The election of the Constituent Assembly was accomplished by having Brotherhood deputies form a bloc with the Salafis, something the Brotherhood has consistently said it did not wish to do. And the Brotherhood’s General Guide actually charged Egyptian media with following diabolical orders. Acting more like a wounded animal than a government-in-waiting, the movement seems to have lost its collective temper. (A Brotherhood decision on March 29 to withdraw ten of its members or sympathizers from the Constituent Assembly to make room for more liberals may be a sign that the organization is seeking to regain its cool.)

The response from other political forces has been just as fierce, though there are no signs yet that it is coupled to a clear strategy. The boycotts and lawsuits could be dismissed as the frustrated sputterings of sore electoral losers—and indeed may remain that—were it not for the real possibility that they will provoke the military, the courts, and other institutions that are part of the old Egyptian state—the deep state—to seize control of the transition process. There is no clear way to do that under the terms of the Constitutional Declaration, raising the specter of a hard or soft coup.

Will the secular political forces get the support they seek? The precedent for court action does exist (essentially based on past challenges to the complex provisions for partisan and independent candidates), but there is slim legal footing. Even on the two previous occasions when it found the parliament’s election invalid, the Constitutional Court let the actions of that parliament stand. The only result was to force new elections.

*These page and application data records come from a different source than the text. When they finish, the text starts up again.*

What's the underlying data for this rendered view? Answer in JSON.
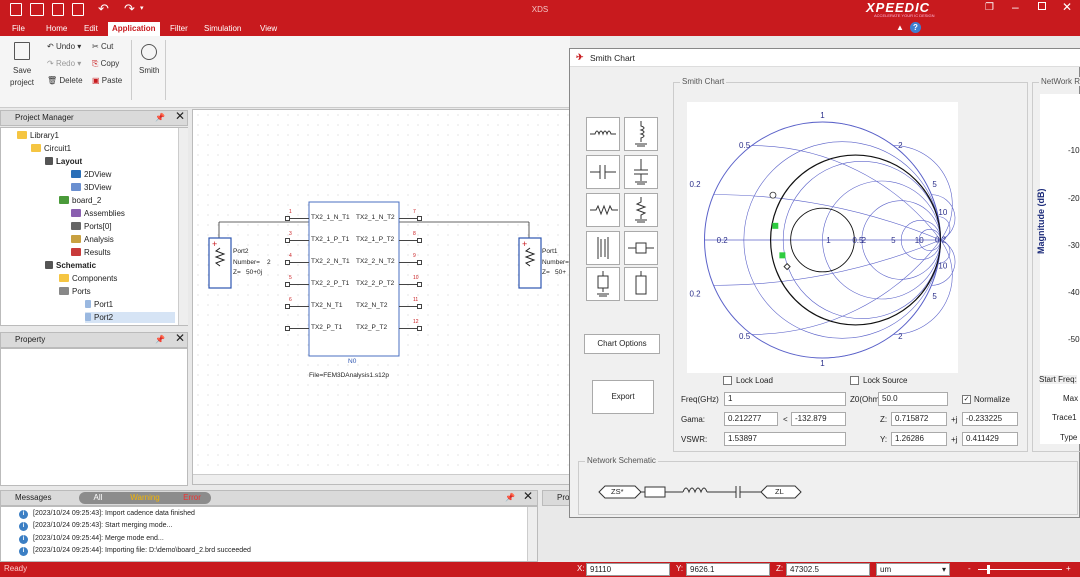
{
  "app": {
    "title": "XDS",
    "brand": "XPEEDIC",
    "brand_sub": "ACCELERATE YOUR IC DESIGN"
  },
  "tabs": [
    "File",
    "Home",
    "Edit",
    "Application",
    "Filter",
    "Simulation",
    "View"
  ],
  "ribbon": {
    "save": "Save",
    "project": "project",
    "undo": "Undo",
    "redo": "Redo",
    "delete": "Delete",
    "cut": "Cut",
    "copy": "Copy",
    "paste": "Paste",
    "smith": "Smith"
  },
  "project_manager": {
    "title": "Project Manager",
    "items": [
      "Library1",
      "Circuit1",
      "Layout",
      "2DView",
      "3DView",
      "board_2",
      "Assemblies",
      "Ports[0]",
      "Analysis",
      "Results",
      "Schematic",
      "Components",
      "Ports",
      "Port1",
      "Port2"
    ]
  },
  "property": {
    "title": "Property"
  },
  "schematic": {
    "port2": {
      "name": "Port2",
      "number": "Number=",
      "num_val": "2",
      "z": "Z=",
      "z_val": "50+0j"
    },
    "port1": {
      "name": "Port1",
      "number": "Number=",
      "z": "Z=",
      "z_val": "50+"
    },
    "block": {
      "name": "N0",
      "file": "File=FEM3DAnalysis1.s12p"
    },
    "pins_left": [
      "TX2_1_N_T1",
      "TX2_1_P_T1",
      "TX2_2_N_T1",
      "TX2_2_P_T1",
      "TX2_N_T1",
      "TX2_P_T1"
    ],
    "pins_right": [
      "TX2_1_N_T2",
      "TX2_1_P_T2",
      "TX2_2_N_T2",
      "TX2_2_P_T2",
      "TX2_N_T2",
      "TX2_P_T2"
    ],
    "pin_nums_left": [
      "1",
      "3",
      "4",
      "5",
      "6"
    ],
    "pin_nums_right": [
      "7",
      "8",
      "9",
      "10",
      "11",
      "12"
    ]
  },
  "messages": {
    "title": "Messages",
    "filter_all": "All",
    "filter_warning": "Warning",
    "filter_error": "Error",
    "lines": [
      "[2023/10/24 09:25:43]: Import cadence data finished",
      "[2023/10/24 09:25:43]: Start merging mode...",
      "[2023/10/24 09:25:44]: Merge mode end...",
      "[2023/10/24 09:25:44]: Importing file: D:\\demo\\board_2.brd succeeded"
    ],
    "side_tab": "Pro"
  },
  "status": {
    "ready": "Ready",
    "x_label": "X:",
    "x": "91110",
    "y_label": "Y:",
    "y": "9626.1",
    "z_label": "Z:",
    "z": "47302.5",
    "unit": "um",
    "zoom_minus": "-",
    "zoom_plus": "+"
  },
  "smith_dialog": {
    "title": "Smith Chart",
    "group_chart": "Smith Chart",
    "group_network": "NetWork Re",
    "group_schematic": "Network Schematic",
    "chart_options": "Chart Options",
    "export": "Export",
    "lock_load": "Lock Load",
    "lock_source": "Lock Source",
    "normalize": "Normalize",
    "freq_label": "Freq(GHz)",
    "freq": "1",
    "z0_label": "Z0(Ohms)",
    "z0": "50.0",
    "gama_label": "Gama:",
    "gama_mag": "0.212277",
    "gama_sep": "<",
    "gama_ang": "-132.879",
    "z_label": "Z:",
    "z_re": "0.715872",
    "z_j": "+j",
    "z_im": "-0.233225",
    "vswr_label": "VSWR:",
    "vswr": "1.53897",
    "y_label": "Y:",
    "y_re": "1.26286",
    "y_j": "+j",
    "y_im": "0.411429",
    "side_labels": [
      "Start Freq:",
      "Max",
      "Trace1",
      "Type"
    ],
    "smith_labels": [
      "1",
      "0.5",
      "2",
      "5",
      "10",
      "0.2",
      "0.2",
      "0.5",
      "1",
      "2",
      "5",
      "10",
      "0.2",
      "0.5",
      "1",
      "2",
      "5",
      "10",
      "0.2"
    ],
    "network_chain": [
      "ZS*",
      "ZL"
    ]
  },
  "chart_data": {
    "type": "line",
    "ylabel": "Magnitude (dB)",
    "yticks": [
      "-10",
      "-20",
      "-30",
      "-40",
      "-50"
    ],
    "ylim": [
      -55,
      0
    ]
  }
}
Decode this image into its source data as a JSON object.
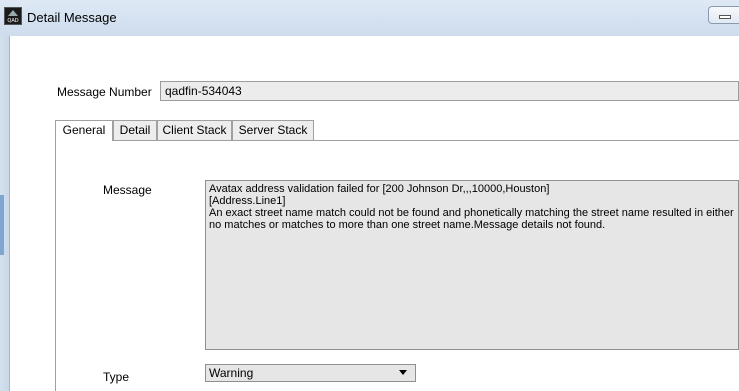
{
  "window": {
    "title": "Detail Message",
    "icon": "qad-logo-icon",
    "icon_text": "QAD"
  },
  "form": {
    "message_number_label": "Message Number",
    "message_number_value": "qadfin-534043"
  },
  "tabs": [
    {
      "label": "General",
      "active": true
    },
    {
      "label": "Detail",
      "active": false
    },
    {
      "label": "Client Stack",
      "active": false
    },
    {
      "label": "Server Stack",
      "active": false
    }
  ],
  "general": {
    "message_label": "Message",
    "message_text": "Avatax address validation failed for [200 Johnson Dr,,,10000,Houston]\n [Address.Line1]\nAn exact street name match could not be found and phonetically matching the street name resulted in either no matches or matches to more than one street name.Message details not found.",
    "type_label": "Type",
    "type_value": "Warning"
  }
}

If that precedent were followed in this case, it would leave the Constituent Assembly intact while dragging exhausted Egyptian voters back to the polls in balloting that would undoubtedly return similar results.

But might the Court act more ambitiously—and politically—this time by declaring all of parliament’s actions taken so far illegal and thus disbanding the Constituent Assembly? The Brotherhood clearly fears that the Court is in the SCAF’s pocket. Such a fear may be exaggerated but is hardly groundless. The Court is hard to read right now since it issues decisions as a body with no dissenting opinions, but there are certainly justices who have been providing legal advice to the SCAF, and others who have personal or career connections to the military. And the Court has been treated kindly by the SCAF, having been rewarded with a decree-law last summer that rendered the Court a more self-perpetuating body. The Brotherhood has been quietly preparing its own plans to revise the law governing the Court, indicating that its suddenly expressed fear had been privately harbored for a considerable period.

Is it too late for both sides to avoid confrontation and return to their more cautious and careful approaches? Might everyone be satisfied with a rejiggering of the composition of the Constituent Assembly and a focus on the large areas of consensus in constitutional reconstruction? The possibility probably still exists, but not for long. If both sides back off, Egypt may indeed move in the direction of the more benign (though still problematic) conceptions of the Turkish model—a military that keeps its finger in the political machinery in disruptive and undemocratic (but often manageable) ways and an Islamist party that uses its popularity to move the society slowly in its direction, unobstructed by a feckless opposition and aided by its majority status and ability to slowly penetrate the pockets of the state and the society from which it had been barred.

The result might not be ideal, but it may be more preferable than a battle that pits the deep state against a deeply entrenched social movement in a struggle to the death. Under either scenario, the secular parties would be among the losers.